§ TASK DIRECTIONS
Down to the last character, write out the records below.

(Extracted data entries)
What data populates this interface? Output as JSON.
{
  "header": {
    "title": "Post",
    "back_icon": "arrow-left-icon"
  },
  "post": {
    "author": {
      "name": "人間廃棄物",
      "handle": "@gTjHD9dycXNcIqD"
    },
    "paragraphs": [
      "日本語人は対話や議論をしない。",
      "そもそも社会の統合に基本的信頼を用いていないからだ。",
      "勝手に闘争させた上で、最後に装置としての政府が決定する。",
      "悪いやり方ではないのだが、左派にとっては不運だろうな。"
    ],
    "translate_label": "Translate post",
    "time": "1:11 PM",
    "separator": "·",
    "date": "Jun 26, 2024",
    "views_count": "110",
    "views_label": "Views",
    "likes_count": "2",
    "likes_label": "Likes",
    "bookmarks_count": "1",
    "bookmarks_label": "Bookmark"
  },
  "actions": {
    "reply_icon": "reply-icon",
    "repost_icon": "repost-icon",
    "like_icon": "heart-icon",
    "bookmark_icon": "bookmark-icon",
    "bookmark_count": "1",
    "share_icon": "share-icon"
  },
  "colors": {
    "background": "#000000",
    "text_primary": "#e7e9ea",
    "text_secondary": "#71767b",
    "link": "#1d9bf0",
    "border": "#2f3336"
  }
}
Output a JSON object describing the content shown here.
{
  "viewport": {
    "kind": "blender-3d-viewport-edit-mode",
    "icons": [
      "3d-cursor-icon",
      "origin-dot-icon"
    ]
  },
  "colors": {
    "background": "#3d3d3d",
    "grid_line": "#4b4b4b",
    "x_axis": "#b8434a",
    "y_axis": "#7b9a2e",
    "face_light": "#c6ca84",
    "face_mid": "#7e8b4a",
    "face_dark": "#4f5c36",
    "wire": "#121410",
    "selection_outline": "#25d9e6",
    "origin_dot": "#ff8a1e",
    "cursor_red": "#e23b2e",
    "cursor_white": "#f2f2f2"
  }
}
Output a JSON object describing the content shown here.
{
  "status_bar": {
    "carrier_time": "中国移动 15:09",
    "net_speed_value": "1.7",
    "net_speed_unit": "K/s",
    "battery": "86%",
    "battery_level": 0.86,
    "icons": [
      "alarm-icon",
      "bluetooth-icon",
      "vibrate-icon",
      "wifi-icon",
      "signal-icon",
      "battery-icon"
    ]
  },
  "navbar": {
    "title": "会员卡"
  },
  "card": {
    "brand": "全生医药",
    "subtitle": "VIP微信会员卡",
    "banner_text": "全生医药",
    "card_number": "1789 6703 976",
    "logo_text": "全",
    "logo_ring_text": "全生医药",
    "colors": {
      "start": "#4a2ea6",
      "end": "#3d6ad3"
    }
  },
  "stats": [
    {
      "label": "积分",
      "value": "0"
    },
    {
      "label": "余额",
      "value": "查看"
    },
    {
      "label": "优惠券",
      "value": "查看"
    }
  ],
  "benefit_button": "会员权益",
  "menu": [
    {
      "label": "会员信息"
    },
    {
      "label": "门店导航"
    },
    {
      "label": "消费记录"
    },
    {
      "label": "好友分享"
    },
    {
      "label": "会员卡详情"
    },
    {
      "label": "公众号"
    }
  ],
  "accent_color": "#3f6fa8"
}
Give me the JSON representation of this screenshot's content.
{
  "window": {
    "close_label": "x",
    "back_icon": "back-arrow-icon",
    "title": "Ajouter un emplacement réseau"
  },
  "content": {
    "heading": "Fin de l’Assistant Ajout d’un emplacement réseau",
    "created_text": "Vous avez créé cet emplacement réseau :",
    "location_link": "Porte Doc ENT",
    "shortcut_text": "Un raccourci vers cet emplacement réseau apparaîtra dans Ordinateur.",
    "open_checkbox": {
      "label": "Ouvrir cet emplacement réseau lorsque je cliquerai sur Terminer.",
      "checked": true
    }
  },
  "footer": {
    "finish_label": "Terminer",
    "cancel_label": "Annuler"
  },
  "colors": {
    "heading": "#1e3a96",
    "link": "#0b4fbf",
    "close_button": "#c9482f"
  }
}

§ REPLY
What data populates this interface? Output as JSON.
{
  "header": {
    "title": "Post",
    "back_icon": "arrow-left-icon"
  },
  "post": {
    "author": {
      "name": "人間廃棄物",
      "handle": "@gTjHD9dycXNcIqD"
    },
    "paragraphs": [
      "日本語人は対話や議論をしない。",
      "そもそも社会の統合に基本的信頼を用いていないからだ。",
      "勝手に闘争させた上で、最後に装置としての政府が決定する。",
      "悪いやり方ではないのだが、左派にとっては不運だろうな。"
    ],
    "translate_label": "Translate post",
    "time": "1:11 PM",
    "separator": "·",
    "date": "Jun 26, 2024",
    "views_count": "110",
    "views_label": "Views",
    "likes_count": "2",
    "likes_label": "Likes",
    "bookmarks_count": "1",
    "bookmarks_label": "Bookmark"
  },
  "actions": {
    "reply_icon": "reply-icon",
    "repost_icon": "repost-icon",
    "like_icon": "heart-icon",
    "bookmark_icon": "bookmark-icon",
    "bookmark_count": "1",
    "share_icon": "share-icon"
  },
  "colors": {
    "background": "#000000",
    "text_primary": "#e7e9ea",
    "text_secondary": "#71767b",
    "link": "#1d9bf0",
    "border": "#2f3336"
  }
}
Output a JSON object describing the content shown here.
{
  "viewport": {
    "kind": "blender-3d-viewport-edit-mode",
    "icons": [
      "3d-cursor-icon",
      "origin-dot-icon"
    ]
  },
  "colors": {
    "background": "#3d3d3d",
    "grid_line": "#4b4b4b",
    "x_axis": "#b8434a",
    "y_axis": "#7b9a2e",
    "face_light": "#c6ca84",
    "face_mid": "#7e8b4a",
    "face_dark": "#4f5c36",
    "wire": "#121410",
    "selection_outline": "#25d9e6",
    "origin_dot": "#ff8a1e",
    "cursor_red": "#e23b2e",
    "cursor_white": "#f2f2f2"
  }
}
Output a JSON object describing the content shown here.
{
  "status_bar": {
    "carrier_time": "中国移动 15:09",
    "net_speed_value": "1.7",
    "net_speed_unit": "K/s",
    "battery": "86%",
    "battery_level": 0.86,
    "icons": [
      "alarm-icon",
      "bluetooth-icon",
      "vibrate-icon",
      "wifi-icon",
      "signal-icon",
      "battery-icon"
    ]
  },
  "navbar": {
    "title": "会员卡"
  },
  "card": {
    "brand": "全生医药",
    "subtitle": "VIP微信会员卡",
    "banner_text": "全生医药",
    "card_number": "1789 6703 976",
    "logo_text": "全",
    "logo_ring_text": "全生医药",
    "colors": {
      "start": "#4a2ea6",
      "end": "#3d6ad3"
    }
  },
  "stats": [
    {
      "label": "积分",
      "value": "0"
    },
    {
      "label": "余额",
      "value": "查看"
    },
    {
      "label": "优惠券",
      "value": "查看"
    }
  ],
  "benefit_button": "会员权益",
  "menu": [
    {
      "label": "会员信息"
    },
    {
      "label": "门店导航"
    },
    {
      "label": "消费记录"
    },
    {
      "label": "好友分享"
    },
    {
      "label": "会员卡详情"
    },
    {
      "label": "公众号"
    }
  ],
  "accent_color": "#3f6fa8"
}
Give me the JSON representation of this screenshot's content.
{
  "window": {
    "close_label": "x",
    "back_icon": "back-arrow-icon",
    "title": "Ajouter un emplacement réseau"
  },
  "content": {
    "heading": "Fin de l’Assistant Ajout d’un emplacement réseau",
    "created_text": "Vous avez créé cet emplacement réseau :",
    "location_link": "Porte Doc ENT",
    "shortcut_text": "Un raccourci vers cet emplacement réseau apparaîtra dans Ordinateur.",
    "open_checkbox": {
      "label": "Ouvrir cet emplacement réseau lorsque je cliquerai sur Terminer.",
      "checked": true
    }
  },
  "footer": {
    "finish_label": "Terminer",
    "cancel_label": "Annuler"
  },
  "colors": {
    "heading": "#1e3a96",
    "link": "#0b4fbf",
    "close_button": "#c9482f"
  }
}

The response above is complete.